- _Data to examine_:
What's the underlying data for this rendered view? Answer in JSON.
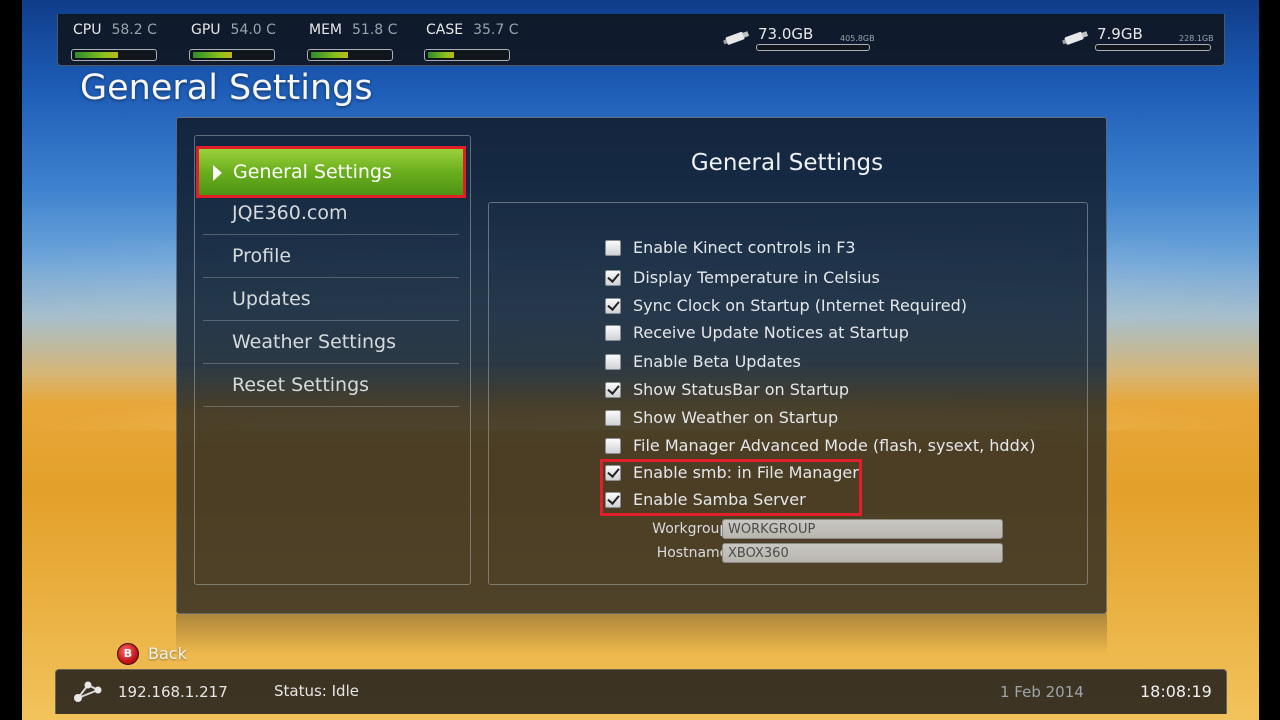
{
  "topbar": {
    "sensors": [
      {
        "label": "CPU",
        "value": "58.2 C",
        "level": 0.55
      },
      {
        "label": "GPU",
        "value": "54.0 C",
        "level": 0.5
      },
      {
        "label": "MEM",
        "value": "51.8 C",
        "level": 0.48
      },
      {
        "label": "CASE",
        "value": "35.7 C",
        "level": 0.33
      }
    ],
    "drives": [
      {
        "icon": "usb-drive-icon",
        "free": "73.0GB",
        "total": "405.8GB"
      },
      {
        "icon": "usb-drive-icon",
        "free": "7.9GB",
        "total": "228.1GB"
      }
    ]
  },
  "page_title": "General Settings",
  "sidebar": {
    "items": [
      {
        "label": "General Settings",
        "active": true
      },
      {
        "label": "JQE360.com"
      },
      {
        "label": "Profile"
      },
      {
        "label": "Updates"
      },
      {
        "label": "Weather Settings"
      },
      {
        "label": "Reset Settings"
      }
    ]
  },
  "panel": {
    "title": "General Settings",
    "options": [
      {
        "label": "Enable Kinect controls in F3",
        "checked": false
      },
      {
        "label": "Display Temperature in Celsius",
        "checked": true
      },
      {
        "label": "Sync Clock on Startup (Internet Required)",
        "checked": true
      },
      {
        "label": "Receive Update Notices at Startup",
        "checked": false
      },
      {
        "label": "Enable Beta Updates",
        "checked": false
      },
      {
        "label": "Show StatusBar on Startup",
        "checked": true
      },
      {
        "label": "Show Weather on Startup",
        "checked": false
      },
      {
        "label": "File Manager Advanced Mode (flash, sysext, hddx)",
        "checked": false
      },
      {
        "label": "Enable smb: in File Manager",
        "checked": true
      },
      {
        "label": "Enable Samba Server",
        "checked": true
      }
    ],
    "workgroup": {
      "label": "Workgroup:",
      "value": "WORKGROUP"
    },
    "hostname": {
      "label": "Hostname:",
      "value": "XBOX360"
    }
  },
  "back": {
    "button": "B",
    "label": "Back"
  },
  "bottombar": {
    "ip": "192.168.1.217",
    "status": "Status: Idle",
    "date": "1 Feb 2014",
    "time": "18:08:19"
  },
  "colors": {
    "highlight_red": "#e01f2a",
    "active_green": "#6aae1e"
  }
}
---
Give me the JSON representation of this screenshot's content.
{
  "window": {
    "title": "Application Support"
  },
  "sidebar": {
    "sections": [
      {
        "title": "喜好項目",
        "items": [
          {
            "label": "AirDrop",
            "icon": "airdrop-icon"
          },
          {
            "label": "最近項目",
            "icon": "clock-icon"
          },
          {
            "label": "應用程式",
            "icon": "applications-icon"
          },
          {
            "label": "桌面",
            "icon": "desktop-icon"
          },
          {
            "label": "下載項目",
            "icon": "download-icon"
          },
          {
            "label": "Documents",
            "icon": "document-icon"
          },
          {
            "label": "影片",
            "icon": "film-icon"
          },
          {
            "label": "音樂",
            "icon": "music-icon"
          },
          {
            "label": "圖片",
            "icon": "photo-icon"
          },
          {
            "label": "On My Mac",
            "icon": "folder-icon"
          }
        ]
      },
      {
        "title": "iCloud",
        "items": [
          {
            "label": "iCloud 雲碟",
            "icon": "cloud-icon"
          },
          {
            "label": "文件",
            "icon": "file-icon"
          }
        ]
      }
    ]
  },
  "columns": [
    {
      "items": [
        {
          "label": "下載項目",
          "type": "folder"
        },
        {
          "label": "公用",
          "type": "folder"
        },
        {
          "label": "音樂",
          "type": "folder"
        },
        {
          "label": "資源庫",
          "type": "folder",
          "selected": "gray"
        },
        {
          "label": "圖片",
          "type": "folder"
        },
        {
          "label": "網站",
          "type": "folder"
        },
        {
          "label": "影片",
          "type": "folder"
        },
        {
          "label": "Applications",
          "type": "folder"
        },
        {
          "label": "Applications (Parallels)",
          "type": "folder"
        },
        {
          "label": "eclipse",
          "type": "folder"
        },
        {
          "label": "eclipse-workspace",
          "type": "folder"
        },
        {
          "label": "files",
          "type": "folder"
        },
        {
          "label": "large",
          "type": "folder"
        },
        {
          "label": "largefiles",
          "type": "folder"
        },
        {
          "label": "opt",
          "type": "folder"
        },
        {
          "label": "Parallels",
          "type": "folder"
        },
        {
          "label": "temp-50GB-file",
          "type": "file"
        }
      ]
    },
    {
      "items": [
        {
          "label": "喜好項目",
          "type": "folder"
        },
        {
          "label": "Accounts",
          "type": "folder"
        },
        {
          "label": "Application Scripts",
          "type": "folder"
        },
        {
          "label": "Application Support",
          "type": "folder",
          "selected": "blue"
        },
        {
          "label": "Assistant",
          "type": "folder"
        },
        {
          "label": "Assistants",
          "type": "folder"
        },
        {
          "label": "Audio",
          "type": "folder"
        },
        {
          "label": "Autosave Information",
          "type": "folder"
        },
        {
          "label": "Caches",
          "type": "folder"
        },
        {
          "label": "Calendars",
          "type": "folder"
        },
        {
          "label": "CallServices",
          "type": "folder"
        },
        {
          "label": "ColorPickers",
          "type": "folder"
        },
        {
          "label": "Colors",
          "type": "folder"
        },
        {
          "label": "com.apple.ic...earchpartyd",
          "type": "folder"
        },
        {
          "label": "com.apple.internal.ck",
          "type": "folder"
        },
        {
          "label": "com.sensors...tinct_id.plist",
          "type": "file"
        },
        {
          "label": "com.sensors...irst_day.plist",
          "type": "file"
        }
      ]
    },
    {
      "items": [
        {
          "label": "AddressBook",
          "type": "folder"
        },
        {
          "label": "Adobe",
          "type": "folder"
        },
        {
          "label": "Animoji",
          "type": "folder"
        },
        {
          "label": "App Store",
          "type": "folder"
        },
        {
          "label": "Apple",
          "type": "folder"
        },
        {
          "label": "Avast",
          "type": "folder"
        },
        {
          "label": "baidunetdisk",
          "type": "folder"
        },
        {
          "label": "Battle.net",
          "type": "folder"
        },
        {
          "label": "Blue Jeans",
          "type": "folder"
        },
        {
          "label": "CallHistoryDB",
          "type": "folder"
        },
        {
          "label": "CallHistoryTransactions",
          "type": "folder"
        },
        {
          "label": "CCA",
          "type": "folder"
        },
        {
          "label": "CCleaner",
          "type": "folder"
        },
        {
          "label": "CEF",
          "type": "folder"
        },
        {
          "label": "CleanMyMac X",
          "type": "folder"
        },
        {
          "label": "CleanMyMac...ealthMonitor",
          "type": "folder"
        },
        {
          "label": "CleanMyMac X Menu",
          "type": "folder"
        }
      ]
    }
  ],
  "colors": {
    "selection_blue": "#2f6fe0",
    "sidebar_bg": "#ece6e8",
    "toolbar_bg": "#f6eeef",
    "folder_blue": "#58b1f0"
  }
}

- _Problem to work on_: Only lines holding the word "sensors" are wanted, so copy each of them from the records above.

- _Written response_:
    "sensors": [
          "label": "com.sensors...tinct_id.plist",
          "label": "com.sensors...irst_day.plist",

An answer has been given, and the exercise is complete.